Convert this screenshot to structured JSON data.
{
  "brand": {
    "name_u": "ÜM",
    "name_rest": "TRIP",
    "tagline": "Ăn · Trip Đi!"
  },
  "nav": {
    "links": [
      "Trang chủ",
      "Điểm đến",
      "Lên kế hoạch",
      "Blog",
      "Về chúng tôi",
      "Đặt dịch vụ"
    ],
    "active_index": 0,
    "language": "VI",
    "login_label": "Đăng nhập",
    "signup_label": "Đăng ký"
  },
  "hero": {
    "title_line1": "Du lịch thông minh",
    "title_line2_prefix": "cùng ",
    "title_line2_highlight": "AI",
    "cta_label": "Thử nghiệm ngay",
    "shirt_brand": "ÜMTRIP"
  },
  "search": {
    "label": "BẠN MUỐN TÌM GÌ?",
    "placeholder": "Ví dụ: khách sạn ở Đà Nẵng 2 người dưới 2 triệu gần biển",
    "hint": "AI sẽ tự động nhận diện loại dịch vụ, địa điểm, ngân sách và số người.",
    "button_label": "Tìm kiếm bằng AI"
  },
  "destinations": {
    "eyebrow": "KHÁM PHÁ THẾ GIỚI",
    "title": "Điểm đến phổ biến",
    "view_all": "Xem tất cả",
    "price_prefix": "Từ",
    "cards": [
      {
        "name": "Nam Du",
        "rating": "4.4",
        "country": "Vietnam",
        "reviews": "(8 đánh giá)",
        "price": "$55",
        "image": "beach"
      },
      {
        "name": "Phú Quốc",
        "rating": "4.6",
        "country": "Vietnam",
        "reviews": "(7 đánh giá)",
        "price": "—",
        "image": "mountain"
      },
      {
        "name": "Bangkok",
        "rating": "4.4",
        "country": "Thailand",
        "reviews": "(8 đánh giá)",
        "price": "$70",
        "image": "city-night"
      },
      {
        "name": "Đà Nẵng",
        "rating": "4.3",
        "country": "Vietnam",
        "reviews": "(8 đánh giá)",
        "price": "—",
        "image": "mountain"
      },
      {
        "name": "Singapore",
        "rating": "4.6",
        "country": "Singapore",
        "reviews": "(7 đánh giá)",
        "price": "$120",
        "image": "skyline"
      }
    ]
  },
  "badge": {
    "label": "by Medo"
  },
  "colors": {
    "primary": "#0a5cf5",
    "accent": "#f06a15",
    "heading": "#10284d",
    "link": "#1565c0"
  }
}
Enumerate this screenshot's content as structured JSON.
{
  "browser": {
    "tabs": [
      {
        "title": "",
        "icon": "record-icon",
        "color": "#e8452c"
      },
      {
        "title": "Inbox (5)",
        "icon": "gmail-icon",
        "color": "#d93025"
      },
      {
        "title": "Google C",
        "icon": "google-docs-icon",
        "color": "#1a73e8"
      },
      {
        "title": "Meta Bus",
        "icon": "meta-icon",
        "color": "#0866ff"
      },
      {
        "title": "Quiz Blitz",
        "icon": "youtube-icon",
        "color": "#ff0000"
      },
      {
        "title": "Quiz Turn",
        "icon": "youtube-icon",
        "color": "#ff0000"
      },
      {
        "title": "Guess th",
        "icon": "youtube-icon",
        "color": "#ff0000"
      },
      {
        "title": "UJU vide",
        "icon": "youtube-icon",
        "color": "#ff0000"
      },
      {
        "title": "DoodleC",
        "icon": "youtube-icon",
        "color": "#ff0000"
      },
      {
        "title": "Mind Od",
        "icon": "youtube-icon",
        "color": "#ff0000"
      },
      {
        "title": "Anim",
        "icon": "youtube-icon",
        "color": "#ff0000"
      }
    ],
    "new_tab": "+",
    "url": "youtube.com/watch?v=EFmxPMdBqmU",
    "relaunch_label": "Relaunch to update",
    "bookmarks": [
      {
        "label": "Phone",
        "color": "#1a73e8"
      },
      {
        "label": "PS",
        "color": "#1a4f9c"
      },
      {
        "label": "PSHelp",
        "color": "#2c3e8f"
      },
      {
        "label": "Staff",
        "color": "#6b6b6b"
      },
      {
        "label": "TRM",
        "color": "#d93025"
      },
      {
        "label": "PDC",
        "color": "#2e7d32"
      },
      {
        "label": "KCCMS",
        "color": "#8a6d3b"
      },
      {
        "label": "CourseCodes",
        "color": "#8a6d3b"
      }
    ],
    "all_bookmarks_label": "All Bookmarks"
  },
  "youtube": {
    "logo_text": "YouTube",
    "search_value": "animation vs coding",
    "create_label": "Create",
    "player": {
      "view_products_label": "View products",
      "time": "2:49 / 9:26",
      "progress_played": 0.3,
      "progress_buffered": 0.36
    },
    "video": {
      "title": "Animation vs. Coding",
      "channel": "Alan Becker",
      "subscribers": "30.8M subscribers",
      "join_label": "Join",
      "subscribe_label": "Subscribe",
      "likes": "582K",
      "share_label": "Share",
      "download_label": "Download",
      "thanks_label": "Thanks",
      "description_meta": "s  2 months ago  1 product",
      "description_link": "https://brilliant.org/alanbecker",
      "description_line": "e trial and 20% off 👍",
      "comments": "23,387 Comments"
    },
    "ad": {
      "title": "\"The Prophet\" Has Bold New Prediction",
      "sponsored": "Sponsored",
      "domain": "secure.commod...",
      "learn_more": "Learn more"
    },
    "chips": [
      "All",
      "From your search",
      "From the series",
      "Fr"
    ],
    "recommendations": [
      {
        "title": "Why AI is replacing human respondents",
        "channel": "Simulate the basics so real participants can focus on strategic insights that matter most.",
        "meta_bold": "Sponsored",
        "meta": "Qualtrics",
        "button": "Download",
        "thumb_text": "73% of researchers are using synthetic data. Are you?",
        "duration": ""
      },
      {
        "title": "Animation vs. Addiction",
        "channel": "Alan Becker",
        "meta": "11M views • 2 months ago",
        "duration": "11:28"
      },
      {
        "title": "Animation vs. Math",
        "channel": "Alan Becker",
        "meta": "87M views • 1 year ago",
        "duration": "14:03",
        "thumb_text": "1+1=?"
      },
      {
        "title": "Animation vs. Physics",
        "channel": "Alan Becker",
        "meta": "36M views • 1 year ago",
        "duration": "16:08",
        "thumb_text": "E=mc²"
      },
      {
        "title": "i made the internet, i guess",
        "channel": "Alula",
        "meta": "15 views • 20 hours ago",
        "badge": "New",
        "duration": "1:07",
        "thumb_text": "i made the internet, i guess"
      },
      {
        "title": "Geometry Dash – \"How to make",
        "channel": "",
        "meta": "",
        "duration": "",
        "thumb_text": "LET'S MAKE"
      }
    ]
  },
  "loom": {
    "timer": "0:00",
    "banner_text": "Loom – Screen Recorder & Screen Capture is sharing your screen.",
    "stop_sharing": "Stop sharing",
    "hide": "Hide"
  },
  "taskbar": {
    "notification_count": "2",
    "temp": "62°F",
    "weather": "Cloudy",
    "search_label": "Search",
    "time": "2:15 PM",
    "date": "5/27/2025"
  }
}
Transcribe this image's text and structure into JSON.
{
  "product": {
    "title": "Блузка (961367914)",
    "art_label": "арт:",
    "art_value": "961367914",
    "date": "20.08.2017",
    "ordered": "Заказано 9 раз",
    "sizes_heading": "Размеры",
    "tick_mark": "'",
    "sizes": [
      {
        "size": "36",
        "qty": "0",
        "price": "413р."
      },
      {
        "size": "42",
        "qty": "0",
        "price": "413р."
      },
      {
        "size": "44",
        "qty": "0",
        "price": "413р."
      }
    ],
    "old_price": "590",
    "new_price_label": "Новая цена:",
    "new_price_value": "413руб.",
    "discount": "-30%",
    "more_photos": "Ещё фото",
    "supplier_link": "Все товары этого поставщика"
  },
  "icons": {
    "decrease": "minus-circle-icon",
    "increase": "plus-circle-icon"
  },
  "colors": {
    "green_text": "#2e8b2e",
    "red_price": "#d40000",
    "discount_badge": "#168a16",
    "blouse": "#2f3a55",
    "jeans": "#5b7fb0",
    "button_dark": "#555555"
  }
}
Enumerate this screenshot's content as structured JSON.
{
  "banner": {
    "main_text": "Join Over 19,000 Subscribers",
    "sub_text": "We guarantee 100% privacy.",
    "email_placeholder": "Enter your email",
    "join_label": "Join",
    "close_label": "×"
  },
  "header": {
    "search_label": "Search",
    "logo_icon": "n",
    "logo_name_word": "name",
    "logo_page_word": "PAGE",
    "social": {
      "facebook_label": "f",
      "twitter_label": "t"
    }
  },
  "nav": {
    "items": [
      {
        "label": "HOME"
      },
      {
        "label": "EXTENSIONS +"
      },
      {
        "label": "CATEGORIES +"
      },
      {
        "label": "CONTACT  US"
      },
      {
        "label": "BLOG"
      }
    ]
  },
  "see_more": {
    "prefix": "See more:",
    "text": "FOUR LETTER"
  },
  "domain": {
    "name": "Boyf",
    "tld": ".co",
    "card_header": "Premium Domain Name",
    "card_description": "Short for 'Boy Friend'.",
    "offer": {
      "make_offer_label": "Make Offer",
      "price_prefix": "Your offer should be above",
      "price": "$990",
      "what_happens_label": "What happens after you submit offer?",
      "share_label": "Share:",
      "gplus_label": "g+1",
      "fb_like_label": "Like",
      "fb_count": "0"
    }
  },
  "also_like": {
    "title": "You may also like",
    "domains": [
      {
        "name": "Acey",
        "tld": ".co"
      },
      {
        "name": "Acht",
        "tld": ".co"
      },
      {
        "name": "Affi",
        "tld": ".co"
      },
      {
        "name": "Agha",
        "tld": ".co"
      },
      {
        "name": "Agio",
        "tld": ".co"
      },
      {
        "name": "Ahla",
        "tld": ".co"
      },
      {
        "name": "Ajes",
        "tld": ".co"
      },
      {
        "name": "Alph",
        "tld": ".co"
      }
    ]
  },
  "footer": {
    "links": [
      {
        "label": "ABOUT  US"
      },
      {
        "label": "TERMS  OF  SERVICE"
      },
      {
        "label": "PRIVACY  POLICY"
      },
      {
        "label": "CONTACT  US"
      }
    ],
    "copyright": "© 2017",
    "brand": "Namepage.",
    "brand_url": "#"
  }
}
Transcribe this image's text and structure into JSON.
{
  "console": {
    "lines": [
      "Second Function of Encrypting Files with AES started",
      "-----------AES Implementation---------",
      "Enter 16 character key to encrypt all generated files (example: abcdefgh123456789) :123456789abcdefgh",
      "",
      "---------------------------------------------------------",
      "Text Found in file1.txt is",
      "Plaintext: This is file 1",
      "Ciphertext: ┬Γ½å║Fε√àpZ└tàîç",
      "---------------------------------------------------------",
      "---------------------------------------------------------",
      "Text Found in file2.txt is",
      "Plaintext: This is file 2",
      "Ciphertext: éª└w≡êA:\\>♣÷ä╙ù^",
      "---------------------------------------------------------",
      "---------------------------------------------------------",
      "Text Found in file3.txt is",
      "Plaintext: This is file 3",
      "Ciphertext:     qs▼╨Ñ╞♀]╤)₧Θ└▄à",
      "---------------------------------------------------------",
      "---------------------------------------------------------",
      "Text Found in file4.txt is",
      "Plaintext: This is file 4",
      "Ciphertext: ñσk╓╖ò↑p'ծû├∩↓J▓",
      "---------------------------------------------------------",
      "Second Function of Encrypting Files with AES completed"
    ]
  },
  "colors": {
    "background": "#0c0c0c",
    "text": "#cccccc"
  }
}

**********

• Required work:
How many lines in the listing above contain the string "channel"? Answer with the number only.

• Answer to the problem:
7